THE Social Innovation Challenge (SIC) has launched this week looking to fund and support innovators to kick-start solutions that tackle some of the most pressing challenges of our time. The programme is centred around a different theme each year. Building on the legacy of COP26, the 2022 theme seeks innovative solutions to climate change issues faced by rural communities in Scotland.
The Social Innovation Challenge will award up to a total of £50,000 in grant funding, as well as business advice, to support the development of new social enterprise solutions. By using a challenge model, where a reward is offered to whoever can first or most effectively solve a problem, the SIC hopes to incentivise innovators, social enterprises, and communities to apply their knowledge and drive to solve problems in new and imaginative ways.
The programme aims to aligns itself to Scotland’s Net Zero Nation ambitions, as well as contribute to Scotland’s Social Enterprise Strategy. The SIC is delivered by Firstport, Scotland’s agency for start-up social entrepreneurs, on behalf of the Scottish Government.
Social Justice Secretary Shona Robison said: “The Scottish Government is at the forefront of climate action, and we are committed to working with social enterprises to address the issues faced by our rural communities.
“Scotland has a proud history of innovation, and the Social Innovation Challenge can play an important role in helping us achieve our net zero ambitions.”

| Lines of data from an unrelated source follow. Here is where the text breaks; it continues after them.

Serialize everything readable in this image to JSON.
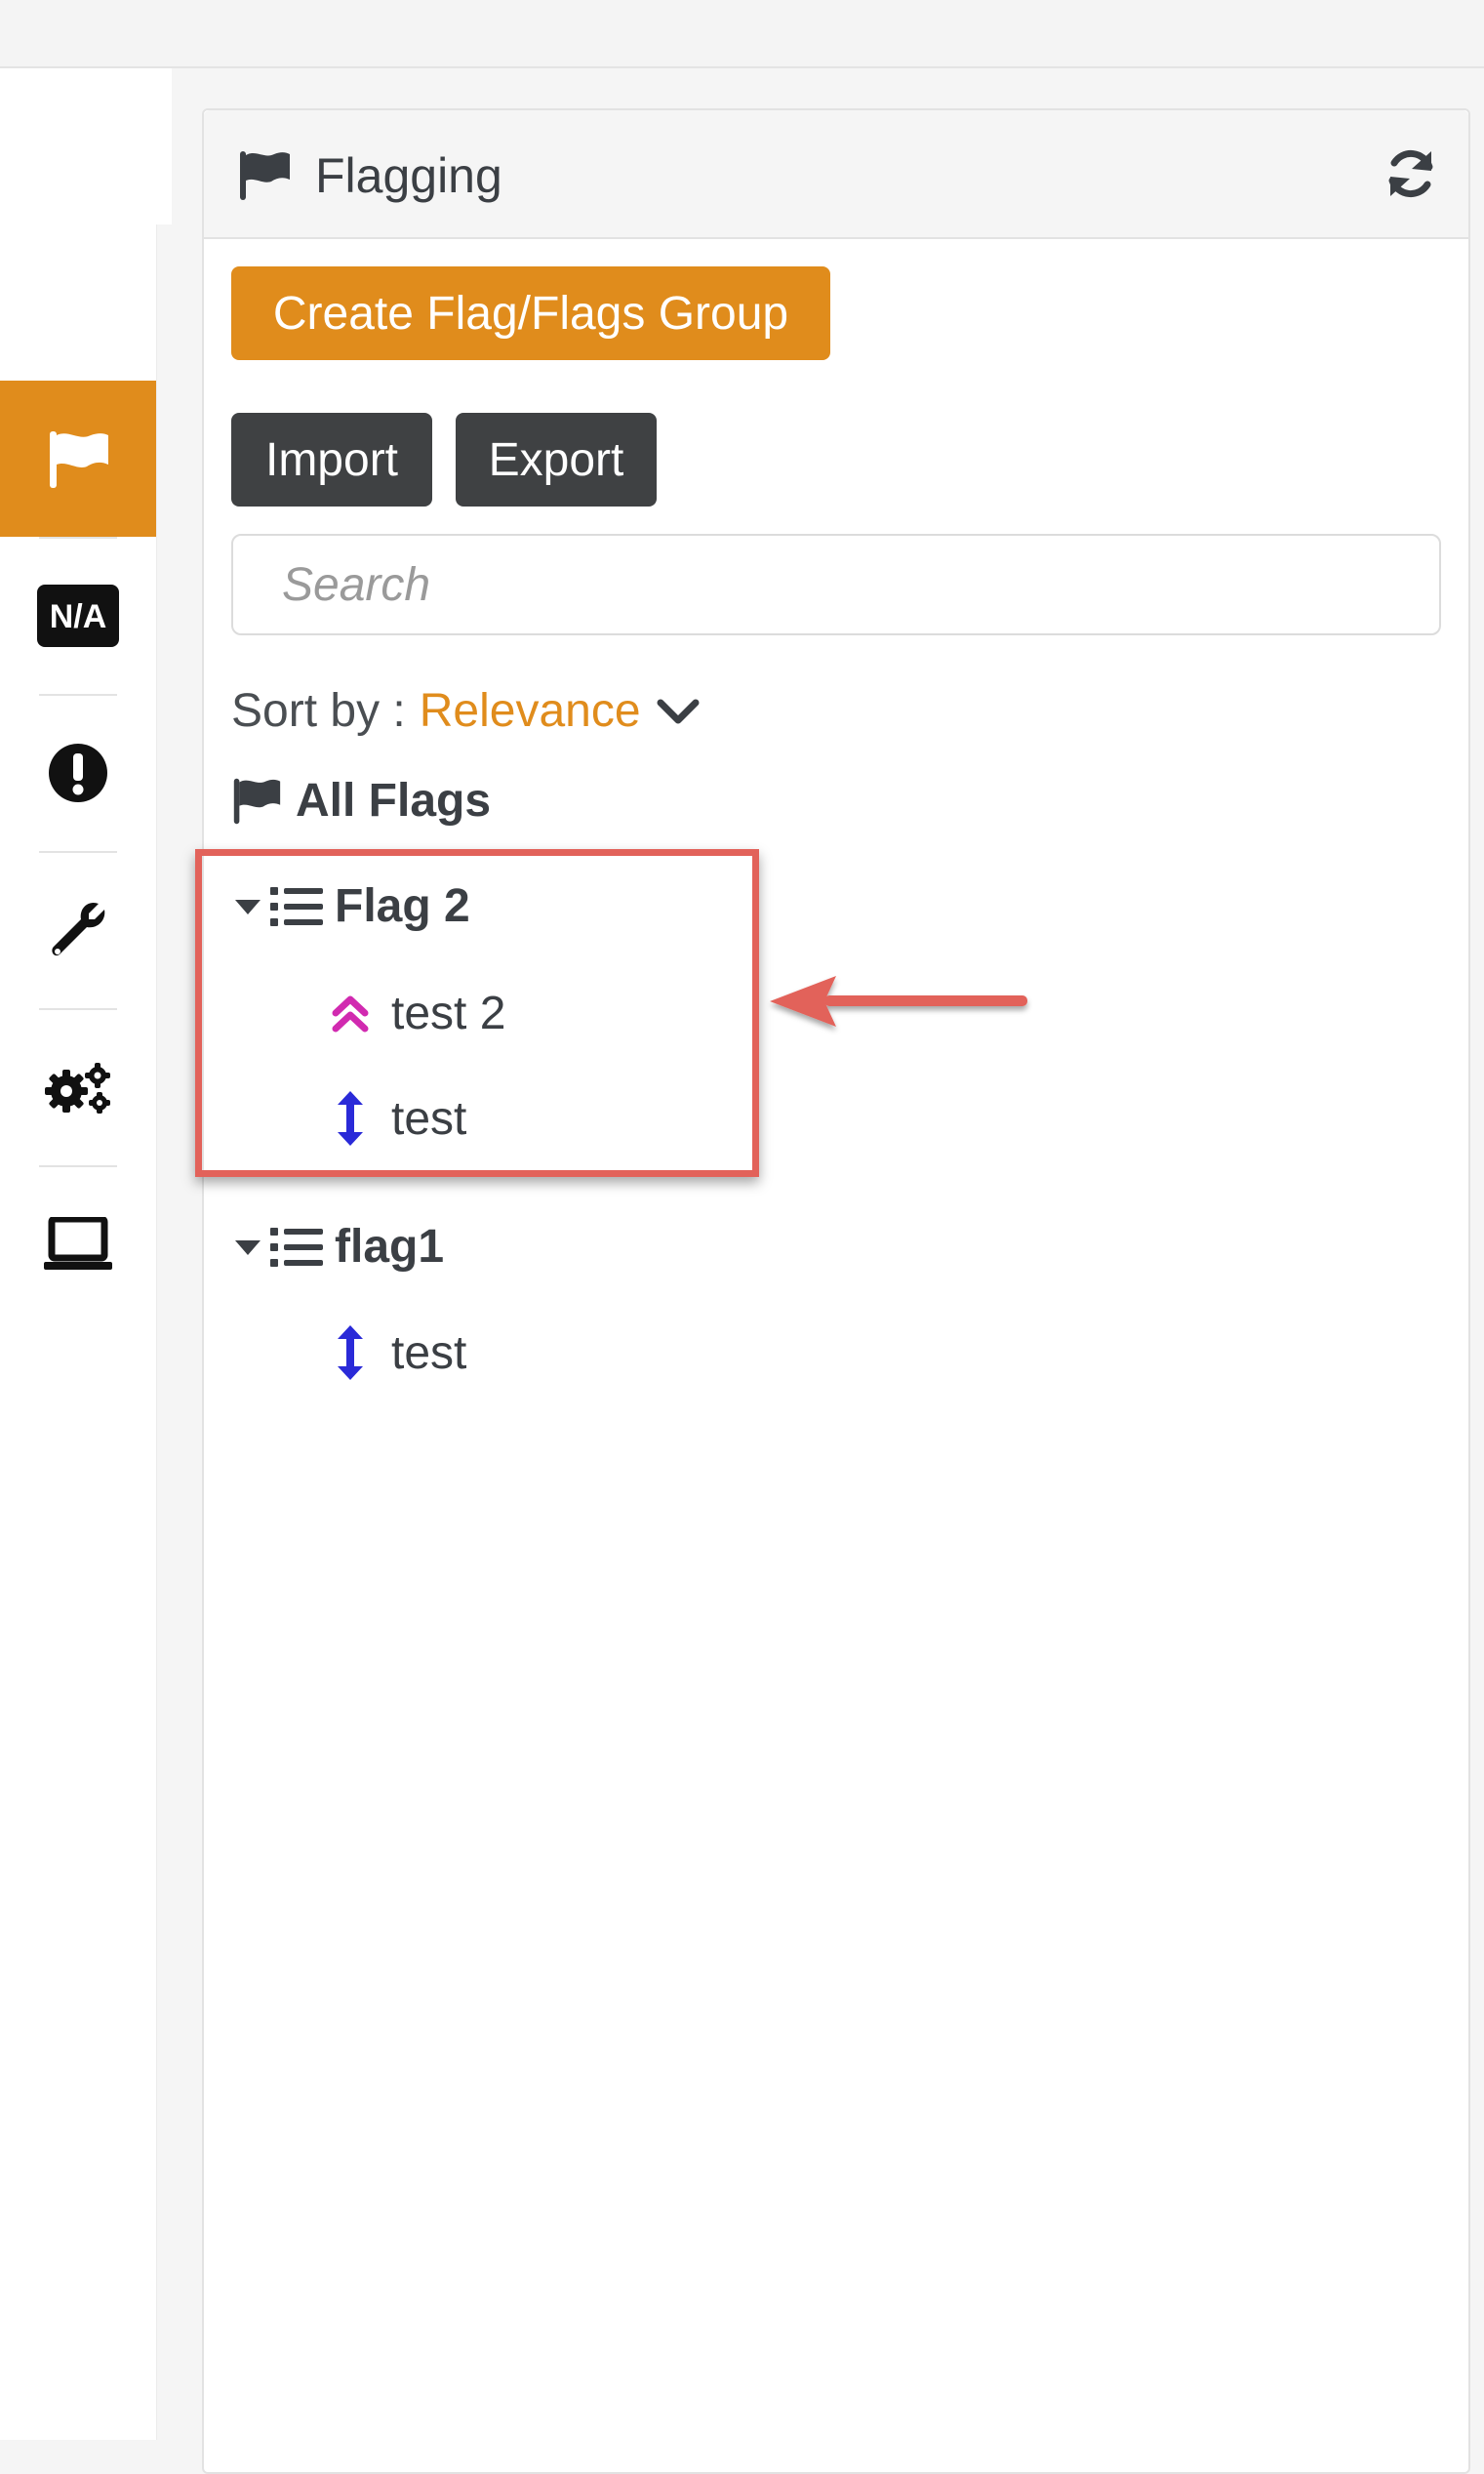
{
  "panel": {
    "title": "Flagging",
    "header_icon": "flag-icon",
    "refresh_icon": "refresh-icon"
  },
  "toolbar": {
    "create_label": "Create Flag/Flags Group",
    "import_label": "Import",
    "export_label": "Export"
  },
  "search": {
    "placeholder": "Search",
    "value": ""
  },
  "sort": {
    "label": "Sort by :",
    "value": "Relevance"
  },
  "all_flags": {
    "label": "All Flags"
  },
  "groups": [
    {
      "label": "Flag 2",
      "items": [
        {
          "label": "test 2",
          "icon": "double-chevron-up-icon",
          "icon_color": "#d12ab0"
        },
        {
          "label": "test",
          "icon": "vertical-arrows-icon",
          "icon_color": "#2a2ad8"
        }
      ]
    },
    {
      "label": "flag1",
      "items": [
        {
          "label": "test",
          "icon": "vertical-arrows-icon",
          "icon_color": "#2a2ad8"
        }
      ]
    }
  ],
  "sidebar": {
    "items": [
      {
        "name": "flag-icon",
        "active": true
      },
      {
        "name": "na-icon",
        "text": "N/A"
      },
      {
        "name": "exclamation-icon"
      },
      {
        "name": "wrench-icon"
      },
      {
        "name": "gears-icon"
      },
      {
        "name": "laptop-icon"
      }
    ]
  },
  "colors": {
    "accent": "#e08c1c",
    "dark_button": "#3f4143",
    "highlight": "#e2625a",
    "priority_high": "#d12ab0",
    "priority_normal": "#2a2ad8"
  }
}
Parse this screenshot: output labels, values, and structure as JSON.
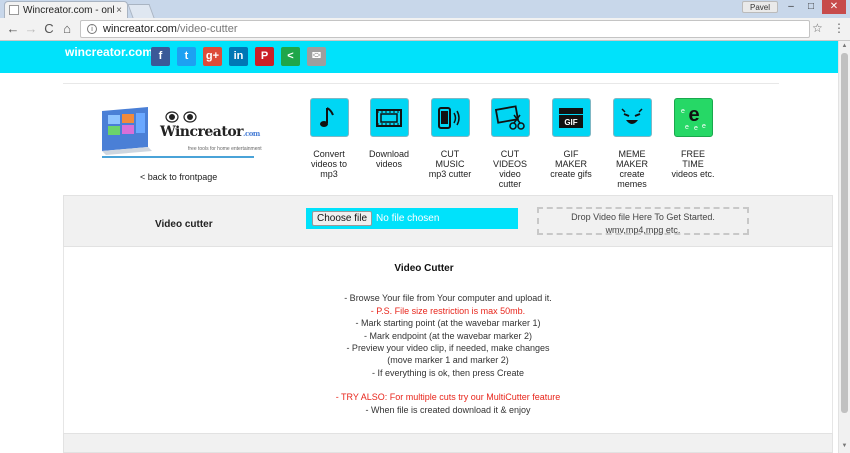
{
  "browser": {
    "tab_title": "Wincreator.com - online",
    "tab_close": "×",
    "user": "Pavel",
    "url_host": "wincreator.com",
    "url_path": "/video-cutter",
    "back": "←",
    "forward": "→",
    "reload": "C",
    "home": "⌂",
    "star": "☆",
    "menu": "⋮",
    "min": "–",
    "max": "□",
    "close": "✕"
  },
  "header": {
    "site_name": "wincreator.com",
    "social": [
      {
        "label": "f",
        "color": "#3b5998"
      },
      {
        "label": "t",
        "color": "#1da1f2"
      },
      {
        "label": "g+",
        "color": "#dd4b39"
      },
      {
        "label": "in",
        "color": "#0077b5"
      },
      {
        "label": "P",
        "color": "#cb2027"
      },
      {
        "label": "<",
        "color": "#1fa64a"
      },
      {
        "label": "✉",
        "color": "#9e9e9e"
      }
    ]
  },
  "logo": {
    "brand": "Wincreator",
    "brand_suffix": ".com",
    "tagline": "free tools for home entertainment"
  },
  "back_link": "< back to frontpage",
  "tools": [
    {
      "line1": "Convert",
      "line2": "videos to",
      "line3": "mp3",
      "line4": ""
    },
    {
      "line1": "Download",
      "line2": "videos",
      "line3": "",
      "line4": ""
    },
    {
      "line1": "CUT",
      "line2": "MUSIC",
      "line3": "mp3 cutter",
      "line4": ""
    },
    {
      "line1": "CUT",
      "line2": "VIDEOS",
      "line3": "video",
      "line4": "cutter"
    },
    {
      "line1": "GIF",
      "line2": "MAKER",
      "line3": "create gifs",
      "line4": ""
    },
    {
      "line1": "MEME",
      "line2": "MAKER",
      "line3": "create",
      "line4": "memes"
    },
    {
      "line1": "FREE",
      "line2": "TIME",
      "line3": "videos etc.",
      "line4": ""
    }
  ],
  "tool_icons": {
    "gif_text": "GIF",
    "free_e": "e"
  },
  "upload": {
    "label": "Video cutter",
    "choose_button": "Choose file",
    "no_file": "No file chosen",
    "drop_line1": "Drop Video file Here To Get Started.",
    "drop_line2": "wmv,mp4,mpg etc."
  },
  "instructions": {
    "title": "Video Cutter",
    "lines": [
      {
        "text": "- Browse Your file from Your computer and upload it.",
        "red": false
      },
      {
        "text": "- P.S. File size restriction is max 50mb.",
        "red": true
      },
      {
        "text": "- Mark starting point (at the wavebar marker 1)",
        "red": false
      },
      {
        "text": "- Mark endpoint (at the wavebar marker 2)",
        "red": false
      },
      {
        "text": "- Preview your video clip, if needed, make changes",
        "red": false
      },
      {
        "text": "(move marker 1 and marker 2)",
        "red": false
      },
      {
        "text": "- If everything is ok, then press Create",
        "red": false
      },
      {
        "text": "- TRY ALSO: For multiple cuts try our MultiCutter feature",
        "red": true
      },
      {
        "text": "- When file is created download it & enjoy",
        "red": false
      }
    ]
  }
}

Social innovations have the capacity to change people’s lives for the better. There are many examples of ideas that have endured the test of time and have shaped our lifestyle and culture – Meals on Wheels, the Big Issue and Parkrun are all examples of social innovations.
Firstport has already supported innovative ideas that offer solutions to rural and climate-related challenges. Examples include Woodside Arran, which champions community-supported agriculture to produce and offer locally grown food direct to all regions of the island, increase food security and create jobs for residents. In Falkirk, Sustainable Thinking Scotland develops biochar as a water remediation treatment, which helps remove polluting nutrients from lakes and lochs, as well as prevent water pollution at its source – agriculture.
Josiah Lockhart, Chief Executive of Firstport, said: “We are excited to launch this new iteration of the Social Innovation Challenge. Over the last few months, we have worked with communities and stakeholders across the country to identify the key climate-related issues faced by rural communities, as well as the barriers to solving these. The insights have shaped the design of the programme, so we are confident that the solutions that come forward will address real needs as identified by those who live in and love rural Scotland.”
Addressing climate change and achieving net zero are big challenges of our time but we know that social innovations can transform the way we live. By putting a big incentive behind it- the SIC grant will be the largest single award Firstport has ever made- we hope to encourage social entrepreneurs and innovators to rise to the challenge!”.
More information about the programme is available on the Firstport website. The Social Innovation Challenge will open for applications on Wednesday 3rd August and will close at noon on Friday 16 September.
An online launch event will be held on 3 August to provide more information and answer early questions from potential applicants or supporters. Interested individuals can register for the online event here.